## Problem
The full data must be written out exactly, with every line included.

## Data for analysis
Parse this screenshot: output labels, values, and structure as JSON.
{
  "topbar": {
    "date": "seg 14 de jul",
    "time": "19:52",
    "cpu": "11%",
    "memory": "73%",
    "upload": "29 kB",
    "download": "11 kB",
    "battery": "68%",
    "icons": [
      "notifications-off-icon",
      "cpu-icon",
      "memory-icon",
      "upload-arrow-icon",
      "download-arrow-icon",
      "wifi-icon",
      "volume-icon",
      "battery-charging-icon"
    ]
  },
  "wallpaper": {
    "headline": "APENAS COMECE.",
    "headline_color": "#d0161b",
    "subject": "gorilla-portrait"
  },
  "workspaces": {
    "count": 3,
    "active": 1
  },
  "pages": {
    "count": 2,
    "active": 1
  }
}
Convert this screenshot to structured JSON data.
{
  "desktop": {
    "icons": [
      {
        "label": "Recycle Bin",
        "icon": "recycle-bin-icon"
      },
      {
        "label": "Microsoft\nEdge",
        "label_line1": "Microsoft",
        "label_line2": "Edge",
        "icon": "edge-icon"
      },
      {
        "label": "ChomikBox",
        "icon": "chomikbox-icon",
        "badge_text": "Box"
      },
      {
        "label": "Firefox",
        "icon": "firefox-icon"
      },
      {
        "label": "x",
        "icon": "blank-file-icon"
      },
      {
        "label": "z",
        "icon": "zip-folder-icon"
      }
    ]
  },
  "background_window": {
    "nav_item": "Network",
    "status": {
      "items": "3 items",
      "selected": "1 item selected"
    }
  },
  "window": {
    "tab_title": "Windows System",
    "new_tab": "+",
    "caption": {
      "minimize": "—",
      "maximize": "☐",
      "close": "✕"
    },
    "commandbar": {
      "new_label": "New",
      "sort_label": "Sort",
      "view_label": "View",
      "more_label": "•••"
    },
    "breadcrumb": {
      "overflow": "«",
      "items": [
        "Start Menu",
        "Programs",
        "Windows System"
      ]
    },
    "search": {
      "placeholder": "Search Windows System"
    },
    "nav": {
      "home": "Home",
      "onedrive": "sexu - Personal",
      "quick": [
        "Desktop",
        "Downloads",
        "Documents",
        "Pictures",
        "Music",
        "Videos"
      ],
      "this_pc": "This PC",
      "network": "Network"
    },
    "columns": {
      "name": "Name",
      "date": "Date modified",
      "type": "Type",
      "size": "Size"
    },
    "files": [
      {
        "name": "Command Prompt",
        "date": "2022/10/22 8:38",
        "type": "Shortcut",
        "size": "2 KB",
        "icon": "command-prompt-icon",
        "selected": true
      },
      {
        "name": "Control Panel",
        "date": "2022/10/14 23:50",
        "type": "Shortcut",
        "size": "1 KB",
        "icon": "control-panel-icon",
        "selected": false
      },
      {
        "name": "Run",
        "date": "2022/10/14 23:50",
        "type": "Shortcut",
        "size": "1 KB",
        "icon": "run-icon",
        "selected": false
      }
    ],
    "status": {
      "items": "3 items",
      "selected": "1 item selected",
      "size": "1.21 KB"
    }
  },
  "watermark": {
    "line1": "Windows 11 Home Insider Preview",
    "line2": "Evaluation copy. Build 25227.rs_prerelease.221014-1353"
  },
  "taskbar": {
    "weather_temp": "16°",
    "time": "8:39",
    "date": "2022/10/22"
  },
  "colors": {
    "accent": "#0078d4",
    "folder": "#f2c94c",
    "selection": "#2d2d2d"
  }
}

## Answer space
Parse this screenshot: output labels, values, and structure as JSON.
{
  "topbar": {
    "date": "seg 14 de jul",
    "time": "19:52",
    "cpu": "11%",
    "memory": "73%",
    "upload": "29 kB",
    "download": "11 kB",
    "battery": "68%",
    "icons": [
      "notifications-off-icon",
      "cpu-icon",
      "memory-icon",
      "upload-arrow-icon",
      "download-arrow-icon",
      "wifi-icon",
      "volume-icon",
      "battery-charging-icon"
    ]
  },
  "wallpaper": {
    "headline": "APENAS COMECE.",
    "headline_color": "#d0161b",
    "subject": "gorilla-portrait"
  },
  "workspaces": {
    "count": 3,
    "active": 1
  },
  "pages": {
    "count": 2,
    "active": 1
  }
}
Convert this screenshot to structured JSON data.
{
  "desktop": {
    "icons": [
      {
        "label": "Recycle Bin",
        "icon": "recycle-bin-icon"
      },
      {
        "label": "Microsoft\nEdge",
        "label_line1": "Microsoft",
        "label_line2": "Edge",
        "icon": "edge-icon"
      },
      {
        "label": "ChomikBox",
        "icon": "chomikbox-icon",
        "badge_text": "Box"
      },
      {
        "label": "Firefox",
        "icon": "firefox-icon"
      },
      {
        "label": "x",
        "icon": "blank-file-icon"
      },
      {
        "label": "z",
        "icon": "zip-folder-icon"
      }
    ]
  },
  "background_window": {
    "nav_item": "Network",
    "status": {
      "items": "3 items",
      "selected": "1 item selected"
    }
  },
  "window": {
    "tab_title": "Windows System",
    "new_tab": "+",
    "caption": {
      "minimize": "—",
      "maximize": "☐",
      "close": "✕"
    },
    "commandbar": {
      "new_label": "New",
      "sort_label": "Sort",
      "view_label": "View",
      "more_label": "•••"
    },
    "breadcrumb": {
      "overflow": "«",
      "items": [
        "Start Menu",
        "Programs",
        "Windows System"
      ]
    },
    "search": {
      "placeholder": "Search Windows System"
    },
    "nav": {
      "home": "Home",
      "onedrive": "sexu - Personal",
      "quick": [
        "Desktop",
        "Downloads",
        "Documents",
        "Pictures",
        "Music",
        "Videos"
      ],
      "this_pc": "This PC",
      "network": "Network"
    },
    "columns": {
      "name": "Name",
      "date": "Date modified",
      "type": "Type",
      "size": "Size"
    },
    "files": [
      {
        "name": "Command Prompt",
        "date": "2022/10/22 8:38",
        "type": "Shortcut",
        "size": "2 KB",
        "icon": "command-prompt-icon",
        "selected": true
      },
      {
        "name": "Control Panel",
        "date": "2022/10/14 23:50",
        "type": "Shortcut",
        "size": "1 KB",
        "icon": "control-panel-icon",
        "selected": false
      },
      {
        "name": "Run",
        "date": "2022/10/14 23:50",
        "type": "Shortcut",
        "size": "1 KB",
        "icon": "run-icon",
        "selected": false
      }
    ],
    "status": {
      "items": "3 items",
      "selected": "1 item selected",
      "size": "1.21 KB"
    }
  },
  "watermark": {
    "line1": "Windows 11 Home Insider Preview",
    "line2": "Evaluation copy. Build 25227.rs_prerelease.221014-1353"
  },
  "taskbar": {
    "weather_temp": "16°",
    "time": "8:39",
    "date": "2022/10/22"
  },
  "colors": {
    "accent": "#0078d4",
    "folder": "#f2c94c",
    "selection": "#2d2d2d"
  }
}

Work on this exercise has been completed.